| REQUIRED ACTION |
An unchanged copy of each entry below is needed; keep the pictures out of it.

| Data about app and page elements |
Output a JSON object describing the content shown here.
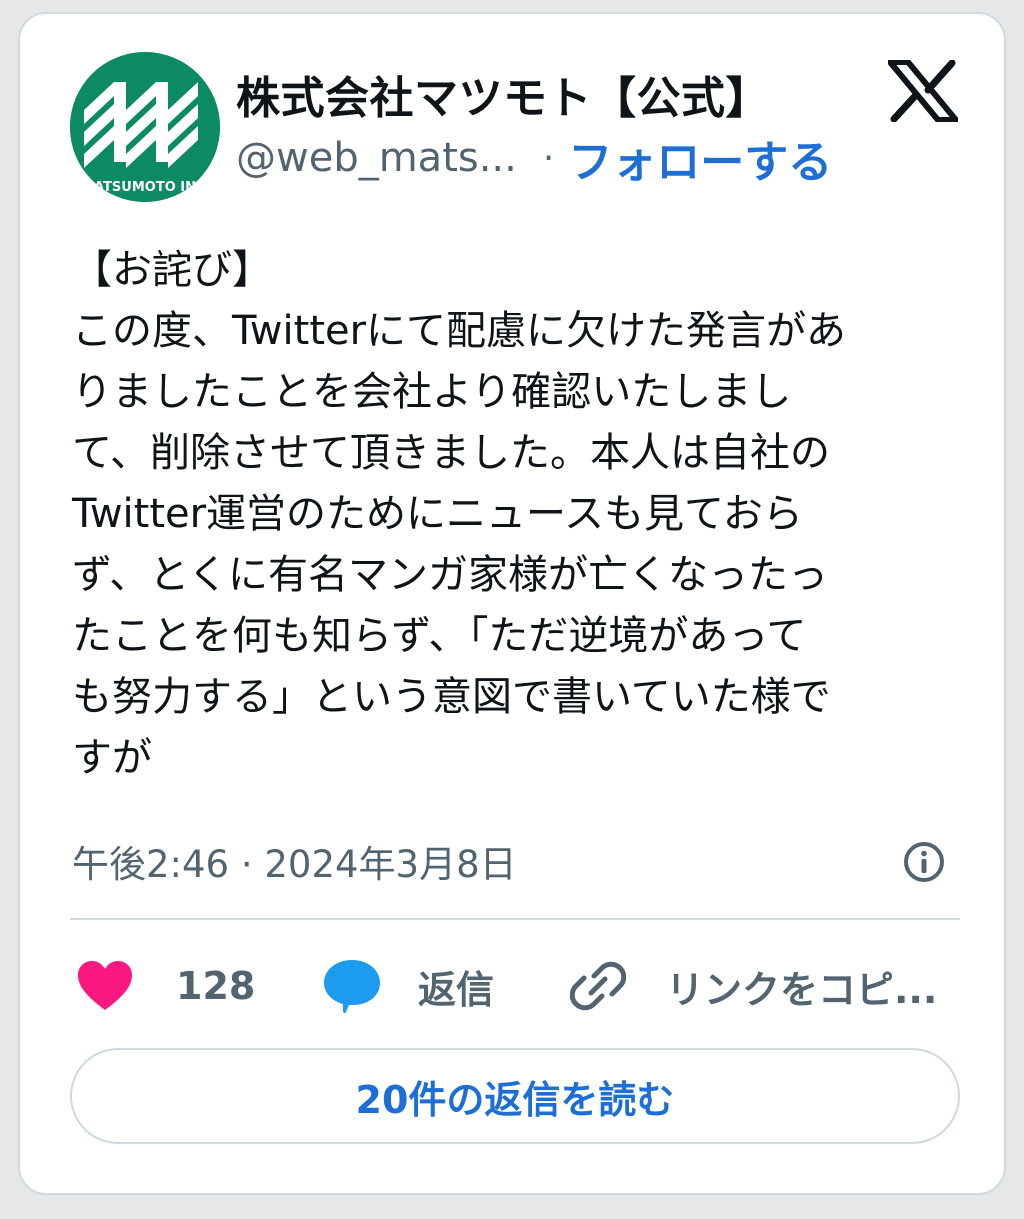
{
  "account": {
    "display_name": "株式会社マツモト【公式】",
    "handle": "@web_mats...",
    "separator": "·",
    "follow_label": "フォローする",
    "avatar_text": "ATSUMOTO IN"
  },
  "tweet": {
    "lines": [
      "【お詫び】",
      "この度、Twitterにて配慮に欠けた発言があ",
      "りましたことを会社より確認いたしまし",
      "て、削除させて頂きました。本人は自社の",
      "Twitter運営のためにニュースも見ておら",
      "ず、とくに有名マンガ家様が亡くなったっ",
      "たことを何も知らず、「ただ逆境があって",
      "も努力する」という意図で書いていた様で",
      "すが"
    ],
    "timestamp": "午後2:46 · 2024年3月8日"
  },
  "actions": {
    "like_count": "128",
    "reply_label": "返信",
    "copy_link_label": "リンクをコピ..."
  },
  "read_replies_label": "20件の返信を読む",
  "colors": {
    "accent": "#1d6fd6",
    "like": "#f91880",
    "reply_bubble": "#1d9bf0",
    "avatar_bg": "#0b8a63"
  },
  "icons": [
    "x-logo-icon",
    "info-icon",
    "heart-icon",
    "reply-bubble-icon",
    "link-icon"
  ]
}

| THE COMPLETED TASK |
Output a JSON object describing the content shown here.
{
  "account": {
    "display_name": "株式会社マツモト【公式】",
    "handle": "@web_mats...",
    "separator": "·",
    "follow_label": "フォローする",
    "avatar_text": "ATSUMOTO IN"
  },
  "tweet": {
    "lines": [
      "【お詫び】",
      "この度、Twitterにて配慮に欠けた発言があ",
      "りましたことを会社より確認いたしまし",
      "て、削除させて頂きました。本人は自社の",
      "Twitter運営のためにニュースも見ておら",
      "ず、とくに有名マンガ家様が亡くなったっ",
      "たことを何も知らず、「ただ逆境があって",
      "も努力する」という意図で書いていた様で",
      "すが"
    ],
    "timestamp": "午後2:46 · 2024年3月8日"
  },
  "actions": {
    "like_count": "128",
    "reply_label": "返信",
    "copy_link_label": "リンクをコピ..."
  },
  "read_replies_label": "20件の返信を読む",
  "colors": {
    "accent": "#1d6fd6",
    "like": "#f91880",
    "reply_bubble": "#1d9bf0",
    "avatar_bg": "#0b8a63"
  },
  "icons": [
    "x-logo-icon",
    "info-icon",
    "heart-icon",
    "reply-bubble-icon",
    "link-icon"
  ]
}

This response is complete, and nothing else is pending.